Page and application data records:
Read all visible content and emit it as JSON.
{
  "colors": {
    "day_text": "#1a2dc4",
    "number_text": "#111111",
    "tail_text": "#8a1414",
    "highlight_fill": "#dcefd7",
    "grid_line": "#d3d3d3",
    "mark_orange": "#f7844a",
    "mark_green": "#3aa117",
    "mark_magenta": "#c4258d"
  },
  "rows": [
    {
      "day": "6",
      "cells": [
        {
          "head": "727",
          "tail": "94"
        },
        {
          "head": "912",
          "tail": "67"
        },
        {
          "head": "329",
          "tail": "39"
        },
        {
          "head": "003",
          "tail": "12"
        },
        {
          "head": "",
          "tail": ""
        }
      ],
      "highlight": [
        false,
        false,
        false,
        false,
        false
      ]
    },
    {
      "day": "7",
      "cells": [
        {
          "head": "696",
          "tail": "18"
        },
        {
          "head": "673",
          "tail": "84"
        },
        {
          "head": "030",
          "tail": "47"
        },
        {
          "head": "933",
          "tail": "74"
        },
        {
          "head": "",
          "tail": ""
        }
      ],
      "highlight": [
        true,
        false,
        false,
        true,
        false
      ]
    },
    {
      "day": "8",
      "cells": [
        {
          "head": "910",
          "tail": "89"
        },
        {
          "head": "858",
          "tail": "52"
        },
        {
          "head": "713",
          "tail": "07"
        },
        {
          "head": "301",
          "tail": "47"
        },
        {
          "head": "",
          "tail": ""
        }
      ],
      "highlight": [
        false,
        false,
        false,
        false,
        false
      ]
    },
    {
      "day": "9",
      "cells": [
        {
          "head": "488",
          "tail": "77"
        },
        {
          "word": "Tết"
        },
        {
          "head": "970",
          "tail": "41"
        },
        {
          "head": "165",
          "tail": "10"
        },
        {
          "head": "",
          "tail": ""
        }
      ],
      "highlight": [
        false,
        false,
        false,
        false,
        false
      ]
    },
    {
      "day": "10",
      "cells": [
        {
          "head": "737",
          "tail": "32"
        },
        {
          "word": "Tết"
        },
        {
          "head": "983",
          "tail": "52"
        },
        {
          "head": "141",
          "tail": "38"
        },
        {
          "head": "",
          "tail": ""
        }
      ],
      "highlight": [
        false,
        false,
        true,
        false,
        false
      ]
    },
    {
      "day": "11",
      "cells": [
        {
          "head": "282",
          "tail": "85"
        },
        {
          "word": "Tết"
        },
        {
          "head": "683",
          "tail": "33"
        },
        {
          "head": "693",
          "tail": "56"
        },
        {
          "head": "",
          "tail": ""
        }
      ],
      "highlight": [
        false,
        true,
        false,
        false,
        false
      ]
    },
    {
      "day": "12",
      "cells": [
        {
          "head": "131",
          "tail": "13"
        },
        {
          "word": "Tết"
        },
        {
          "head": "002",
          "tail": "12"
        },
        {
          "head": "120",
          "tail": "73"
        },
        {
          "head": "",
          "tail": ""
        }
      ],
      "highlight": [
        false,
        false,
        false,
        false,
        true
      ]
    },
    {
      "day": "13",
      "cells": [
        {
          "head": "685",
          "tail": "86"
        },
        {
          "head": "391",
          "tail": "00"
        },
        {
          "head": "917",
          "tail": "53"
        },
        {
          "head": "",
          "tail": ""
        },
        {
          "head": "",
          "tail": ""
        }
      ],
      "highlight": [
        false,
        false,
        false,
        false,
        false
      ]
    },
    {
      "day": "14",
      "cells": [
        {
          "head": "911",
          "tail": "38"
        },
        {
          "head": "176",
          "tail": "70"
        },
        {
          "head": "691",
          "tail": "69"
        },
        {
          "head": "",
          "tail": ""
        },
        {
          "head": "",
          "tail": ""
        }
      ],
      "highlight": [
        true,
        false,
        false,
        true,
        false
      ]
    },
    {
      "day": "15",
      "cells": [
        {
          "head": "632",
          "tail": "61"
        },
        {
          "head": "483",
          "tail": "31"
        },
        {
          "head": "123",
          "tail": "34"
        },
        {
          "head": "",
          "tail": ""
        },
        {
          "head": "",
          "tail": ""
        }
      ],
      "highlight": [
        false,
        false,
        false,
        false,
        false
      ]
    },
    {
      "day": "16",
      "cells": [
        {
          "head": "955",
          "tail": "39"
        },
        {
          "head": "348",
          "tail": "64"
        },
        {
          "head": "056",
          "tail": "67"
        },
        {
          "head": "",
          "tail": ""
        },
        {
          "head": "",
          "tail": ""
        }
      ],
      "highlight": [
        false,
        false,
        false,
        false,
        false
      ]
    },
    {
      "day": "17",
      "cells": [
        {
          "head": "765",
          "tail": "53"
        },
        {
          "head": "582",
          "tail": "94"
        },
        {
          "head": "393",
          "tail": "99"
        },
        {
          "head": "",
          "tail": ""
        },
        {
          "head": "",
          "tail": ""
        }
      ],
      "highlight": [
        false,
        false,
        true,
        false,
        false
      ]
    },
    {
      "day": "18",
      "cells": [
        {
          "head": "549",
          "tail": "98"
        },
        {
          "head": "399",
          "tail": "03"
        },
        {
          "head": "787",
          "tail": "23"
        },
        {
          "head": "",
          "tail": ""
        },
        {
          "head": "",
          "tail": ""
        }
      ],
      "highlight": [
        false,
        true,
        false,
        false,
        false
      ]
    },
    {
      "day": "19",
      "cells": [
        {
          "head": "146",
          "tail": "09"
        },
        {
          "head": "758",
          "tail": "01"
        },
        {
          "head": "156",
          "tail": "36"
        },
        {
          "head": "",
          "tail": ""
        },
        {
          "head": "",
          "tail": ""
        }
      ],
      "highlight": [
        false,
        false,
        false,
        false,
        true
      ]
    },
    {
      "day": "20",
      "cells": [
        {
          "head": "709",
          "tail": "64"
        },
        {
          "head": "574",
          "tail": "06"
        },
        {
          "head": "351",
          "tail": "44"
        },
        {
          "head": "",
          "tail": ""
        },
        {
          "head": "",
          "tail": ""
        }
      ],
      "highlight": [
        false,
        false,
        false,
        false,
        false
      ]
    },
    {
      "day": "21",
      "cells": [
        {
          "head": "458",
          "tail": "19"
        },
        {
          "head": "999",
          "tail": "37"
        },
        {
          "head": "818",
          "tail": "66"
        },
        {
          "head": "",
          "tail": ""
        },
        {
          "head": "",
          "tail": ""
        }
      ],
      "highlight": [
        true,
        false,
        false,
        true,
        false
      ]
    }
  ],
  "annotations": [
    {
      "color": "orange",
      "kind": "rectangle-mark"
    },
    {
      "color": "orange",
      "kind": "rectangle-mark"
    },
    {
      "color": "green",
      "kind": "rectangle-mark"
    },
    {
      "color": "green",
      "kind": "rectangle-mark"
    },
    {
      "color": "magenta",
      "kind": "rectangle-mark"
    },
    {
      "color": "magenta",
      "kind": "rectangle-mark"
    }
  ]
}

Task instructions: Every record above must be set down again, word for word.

Answer for this exercise:
Read all visible content and emit it as JSON.
{
  "colors": {
    "day_text": "#1a2dc4",
    "number_text": "#111111",
    "tail_text": "#8a1414",
    "highlight_fill": "#dcefd7",
    "grid_line": "#d3d3d3",
    "mark_orange": "#f7844a",
    "mark_green": "#3aa117",
    "mark_magenta": "#c4258d"
  },
  "rows": [
    {
      "day": "6",
      "cells": [
        {
          "head": "727",
          "tail": "94"
        },
        {
          "head": "912",
          "tail": "67"
        },
        {
          "head": "329",
          "tail": "39"
        },
        {
          "head": "003",
          "tail": "12"
        },
        {
          "head": "",
          "tail": ""
        }
      ],
      "highlight": [
        false,
        false,
        false,
        false,
        false
      ]
    },
    {
      "day": "7",
      "cells": [
        {
          "head": "696",
          "tail": "18"
        },
        {
          "head": "673",
          "tail": "84"
        },
        {
          "head": "030",
          "tail": "47"
        },
        {
          "head": "933",
          "tail": "74"
        },
        {
          "head": "",
          "tail": ""
        }
      ],
      "highlight": [
        true,
        false,
        false,
        true,
        false
      ]
    },
    {
      "day": "8",
      "cells": [
        {
          "head": "910",
          "tail": "89"
        },
        {
          "head": "858",
          "tail": "52"
        },
        {
          "head": "713",
          "tail": "07"
        },
        {
          "head": "301",
          "tail": "47"
        },
        {
          "head": "",
          "tail": ""
        }
      ],
      "highlight": [
        false,
        false,
        false,
        false,
        false
      ]
    },
    {
      "day": "9",
      "cells": [
        {
          "head": "488",
          "tail": "77"
        },
        {
          "word": "Tết"
        },
        {
          "head": "970",
          "tail": "41"
        },
        {
          "head": "165",
          "tail": "10"
        },
        {
          "head": "",
          "tail": ""
        }
      ],
      "highlight": [
        false,
        false,
        false,
        false,
        false
      ]
    },
    {
      "day": "10",
      "cells": [
        {
          "head": "737",
          "tail": "32"
        },
        {
          "word": "Tết"
        },
        {
          "head": "983",
          "tail": "52"
        },
        {
          "head": "141",
          "tail": "38"
        },
        {
          "head": "",
          "tail": ""
        }
      ],
      "highlight": [
        false,
        false,
        true,
        false,
        false
      ]
    },
    {
      "day": "11",
      "cells": [
        {
          "head": "282",
          "tail": "85"
        },
        {
          "word": "Tết"
        },
        {
          "head": "683",
          "tail": "33"
        },
        {
          "head": "693",
          "tail": "56"
        },
        {
          "head": "",
          "tail": ""
        }
      ],
      "highlight": [
        false,
        true,
        false,
        false,
        false
      ]
    },
    {
      "day": "12",
      "cells": [
        {
          "head": "131",
          "tail": "13"
        },
        {
          "word": "Tết"
        },
        {
          "head": "002",
          "tail": "12"
        },
        {
          "head": "120",
          "tail": "73"
        },
        {
          "head": "",
          "tail": ""
        }
      ],
      "highlight": [
        false,
        false,
        false,
        false,
        true
      ]
    },
    {
      "day": "13",
      "cells": [
        {
          "head": "685",
          "tail": "86"
        },
        {
          "head": "391",
          "tail": "00"
        },
        {
          "head": "917",
          "tail": "53"
        },
        {
          "head": "",
          "tail": ""
        },
        {
          "head": "",
          "tail": ""
        }
      ],
      "highlight": [
        false,
        false,
        false,
        false,
        false
      ]
    },
    {
      "day": "14",
      "cells": [
        {
          "head": "911",
          "tail": "38"
        },
        {
          "head": "176",
          "tail": "70"
        },
        {
          "head": "691",
          "tail": "69"
        },
        {
          "head": "",
          "tail": ""
        },
        {
          "head": "",
          "tail": ""
        }
      ],
      "highlight": [
        true,
        false,
        false,
        true,
        false
      ]
    },
    {
      "day": "15",
      "cells": [
        {
          "head": "632",
          "tail": "61"
        },
        {
          "head": "483",
          "tail": "31"
        },
        {
          "head": "123",
          "tail": "34"
        },
        {
          "head": "",
          "tail": ""
        },
        {
          "head": "",
          "tail": ""
        }
      ],
      "highlight": [
        false,
        false,
        false,
        false,
        false
      ]
    },
    {
      "day": "16",
      "cells": [
        {
          "head": "955",
          "tail": "39"
        },
        {
          "head": "348",
          "tail": "64"
        },
        {
          "head": "056",
          "tail": "67"
        },
        {
          "head": "",
          "tail": ""
        },
        {
          "head": "",
          "tail": ""
        }
      ],
      "highlight": [
        false,
        false,
        false,
        false,
        false
      ]
    },
    {
      "day": "17",
      "cells": [
        {
          "head": "765",
          "tail": "53"
        },
        {
          "head": "582",
          "tail": "94"
        },
        {
          "head": "393",
          "tail": "99"
        },
        {
          "head": "",
          "tail": ""
        },
        {
          "head": "",
          "tail": ""
        }
      ],
      "highlight": [
        false,
        false,
        true,
        false,
        false
      ]
    },
    {
      "day": "18",
      "cells": [
        {
          "head": "549",
          "tail": "98"
        },
        {
          "head": "399",
          "tail": "03"
        },
        {
          "head": "787",
          "tail": "23"
        },
        {
          "head": "",
          "tail": ""
        },
        {
          "head": "",
          "tail": ""
        }
      ],
      "highlight": [
        false,
        true,
        false,
        false,
        false
      ]
    },
    {
      "day": "19",
      "cells": [
        {
          "head": "146",
          "tail": "09"
        },
        {
          "head": "758",
          "tail": "01"
        },
        {
          "head": "156",
          "tail": "36"
        },
        {
          "head": "",
          "tail": ""
        },
        {
          "head": "",
          "tail": ""
        }
      ],
      "highlight": [
        false,
        false,
        false,
        false,
        true
      ]
    },
    {
      "day": "20",
      "cells": [
        {
          "head": "709",
          "tail": "64"
        },
        {
          "head": "574",
          "tail": "06"
        },
        {
          "head": "351",
          "tail": "44"
        },
        {
          "head": "",
          "tail": ""
        },
        {
          "head": "",
          "tail": ""
        }
      ],
      "highlight": [
        false,
        false,
        false,
        false,
        false
      ]
    },
    {
      "day": "21",
      "cells": [
        {
          "head": "458",
          "tail": "19"
        },
        {
          "head": "999",
          "tail": "37"
        },
        {
          "head": "818",
          "tail": "66"
        },
        {
          "head": "",
          "tail": ""
        },
        {
          "head": "",
          "tail": ""
        }
      ],
      "highlight": [
        true,
        false,
        false,
        true,
        false
      ]
    }
  ],
  "annotations": [
    {
      "color": "orange",
      "kind": "rectangle-mark"
    },
    {
      "color": "orange",
      "kind": "rectangle-mark"
    },
    {
      "color": "green",
      "kind": "rectangle-mark"
    },
    {
      "color": "green",
      "kind": "rectangle-mark"
    },
    {
      "color": "magenta",
      "kind": "rectangle-mark"
    },
    {
      "color": "magenta",
      "kind": "rectangle-mark"
    }
  ]
}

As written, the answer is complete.